Furthermore, in response to General Boyle's letter of resignation, the Prime Minister wrote that he had served with courage, dignity and integrity.

How, knowing that the accusations made under oath by Mr. Gonzales were weighing heavily against General Boyle, could the Prime Minister be so sure and praise the integrity of the chief of defence staff without even knowing the outcome of the ongoing inquiry with respect to him?

The Canadian Armed ForcesOral Question Period

2:20 p.m.

Saint-Maurice Québec

Liberal

Jean Chrétien LiberalPrime Minister

Mr. Speaker, General Boyle had testified, and had himself said that he was not aware of certain facts which the commission was investigating in this connection.

In the performance of his duties as chief of defence staff, he has done a good job. He had a very difficult task, arriving as the new head of the Armed Forces just as the commission was starting up. That was hard. This was the first time in history that there had been an inquiry of this nature. I believe that General Boyle did his best, and acquitted himself honourably. At the end, he realized that he was the subject of controversy and he submitted his resignation in a most honourable manner, and I accepted it.

As for myself, should the commission comment on this at some point, I shall have something to say, but it is the custom in Canada-and a very good one-that no one is declared guilty until there is a verdict.

The Canadian Armed ForcesOral Question Period

2:20 p.m.

Roberval Québec

Bloc

Michel Gauthier BlocLeader of the Opposition

Mr. Speaker, the Prime Minister ought to take care to add to that statement: "And, if there are accusations hanging over someone's head, the Prime Minister ought perhaps to hold back on his congratulations until there is a verdict".

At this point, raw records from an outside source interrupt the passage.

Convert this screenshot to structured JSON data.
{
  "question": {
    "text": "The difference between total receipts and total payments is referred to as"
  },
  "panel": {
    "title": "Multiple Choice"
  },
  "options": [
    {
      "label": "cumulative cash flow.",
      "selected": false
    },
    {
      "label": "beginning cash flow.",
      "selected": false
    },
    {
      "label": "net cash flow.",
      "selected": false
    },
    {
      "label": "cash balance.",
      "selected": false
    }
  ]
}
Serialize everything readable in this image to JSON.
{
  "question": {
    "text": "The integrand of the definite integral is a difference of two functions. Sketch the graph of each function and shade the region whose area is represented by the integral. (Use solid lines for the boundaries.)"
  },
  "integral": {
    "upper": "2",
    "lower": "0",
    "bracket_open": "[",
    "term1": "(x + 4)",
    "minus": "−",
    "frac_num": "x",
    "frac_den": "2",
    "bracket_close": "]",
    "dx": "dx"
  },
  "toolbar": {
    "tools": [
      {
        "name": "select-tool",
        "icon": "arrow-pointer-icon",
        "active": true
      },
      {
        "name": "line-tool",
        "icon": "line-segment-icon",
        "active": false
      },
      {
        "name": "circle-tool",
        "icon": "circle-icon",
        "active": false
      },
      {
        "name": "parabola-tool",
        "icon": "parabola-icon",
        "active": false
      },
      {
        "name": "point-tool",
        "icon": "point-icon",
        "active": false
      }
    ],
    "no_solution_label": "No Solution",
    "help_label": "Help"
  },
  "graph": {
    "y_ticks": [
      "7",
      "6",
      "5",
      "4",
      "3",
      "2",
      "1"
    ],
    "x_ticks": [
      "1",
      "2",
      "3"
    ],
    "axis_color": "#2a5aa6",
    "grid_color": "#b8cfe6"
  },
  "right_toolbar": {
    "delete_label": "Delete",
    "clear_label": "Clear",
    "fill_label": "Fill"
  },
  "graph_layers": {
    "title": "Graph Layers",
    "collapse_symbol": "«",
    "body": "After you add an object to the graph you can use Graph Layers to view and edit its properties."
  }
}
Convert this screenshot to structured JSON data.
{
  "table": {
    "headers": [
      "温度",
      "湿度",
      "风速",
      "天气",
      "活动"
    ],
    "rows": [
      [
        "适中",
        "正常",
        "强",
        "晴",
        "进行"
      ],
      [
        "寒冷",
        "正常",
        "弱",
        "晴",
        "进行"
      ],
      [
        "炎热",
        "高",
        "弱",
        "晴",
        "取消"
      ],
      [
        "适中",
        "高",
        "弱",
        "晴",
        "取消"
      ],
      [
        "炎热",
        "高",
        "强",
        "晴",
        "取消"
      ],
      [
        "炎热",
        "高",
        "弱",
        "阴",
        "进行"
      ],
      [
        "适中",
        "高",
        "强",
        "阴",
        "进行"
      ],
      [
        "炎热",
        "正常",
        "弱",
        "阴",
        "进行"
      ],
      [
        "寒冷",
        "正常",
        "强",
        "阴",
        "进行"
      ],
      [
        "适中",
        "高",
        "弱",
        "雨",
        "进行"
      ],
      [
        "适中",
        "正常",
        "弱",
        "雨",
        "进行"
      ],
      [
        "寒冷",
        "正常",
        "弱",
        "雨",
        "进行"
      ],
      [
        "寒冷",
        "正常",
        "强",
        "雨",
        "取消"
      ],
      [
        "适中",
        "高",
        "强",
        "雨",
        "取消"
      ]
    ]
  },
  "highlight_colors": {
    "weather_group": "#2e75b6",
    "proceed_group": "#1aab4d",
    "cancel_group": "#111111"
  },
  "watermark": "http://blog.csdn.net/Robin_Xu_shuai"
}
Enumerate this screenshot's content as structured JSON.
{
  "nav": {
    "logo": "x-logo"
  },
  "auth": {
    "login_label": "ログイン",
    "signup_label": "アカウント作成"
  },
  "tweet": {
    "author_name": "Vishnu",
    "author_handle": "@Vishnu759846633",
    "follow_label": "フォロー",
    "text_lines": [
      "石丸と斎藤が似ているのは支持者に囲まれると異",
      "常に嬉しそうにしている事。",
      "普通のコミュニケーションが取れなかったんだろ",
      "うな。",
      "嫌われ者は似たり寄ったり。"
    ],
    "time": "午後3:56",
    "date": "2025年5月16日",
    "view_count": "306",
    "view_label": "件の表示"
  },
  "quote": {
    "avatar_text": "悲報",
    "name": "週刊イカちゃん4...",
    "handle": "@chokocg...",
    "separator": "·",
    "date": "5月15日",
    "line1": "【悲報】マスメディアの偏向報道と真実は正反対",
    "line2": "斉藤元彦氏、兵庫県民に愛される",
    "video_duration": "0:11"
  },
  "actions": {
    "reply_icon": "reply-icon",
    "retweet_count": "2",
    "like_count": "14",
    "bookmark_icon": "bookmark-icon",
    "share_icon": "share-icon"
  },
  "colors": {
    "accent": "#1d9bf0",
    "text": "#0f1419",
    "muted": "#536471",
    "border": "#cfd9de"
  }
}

The House is faced with a problem at the present time, and this is it: the Prime Minister, who was aware that his minister had intervened and broken the code of ethics, admitted it only after it became impossible for him to avoid doing so, when he was forced to do so. In his letter to General Boyle, the Prime Minister was still praising the General's integrity and good service, while fully aware that there is an ongoing inquiry, which may lead to some conclusions. At any rate, there is at least some reasonable doubt.

What are we to think of such an attitude on the part of the Prime Minister? Are we to understand that, for him, the integrity of his government is intact, just as long as no one is actually caught red-handed.

The Canadian Armed ForcesOral Question Period

2:20 p.m.

Saint-Maurice Québec

Liberal

Jean Chrétien LiberalPrime Minister

Mr. Speaker, this entire incident of last week was made public, and the decisions were made before the press was informed. I was informed on the Wednesday morning. I was informed, and the Minister of Defence received Mr. Wilson's opinion on the Thursday. He came to see me at 6 p.m. and I accepted his resignation the following morning. I think that this is totally reasonable.

It amuses me a great deal that the opposition has nothing much to say against the government and has to resort to rehashing the past. I must therefore congratulate my entire cabinet for doing a good job with the rest of government, since the opposition has nothing to say these days.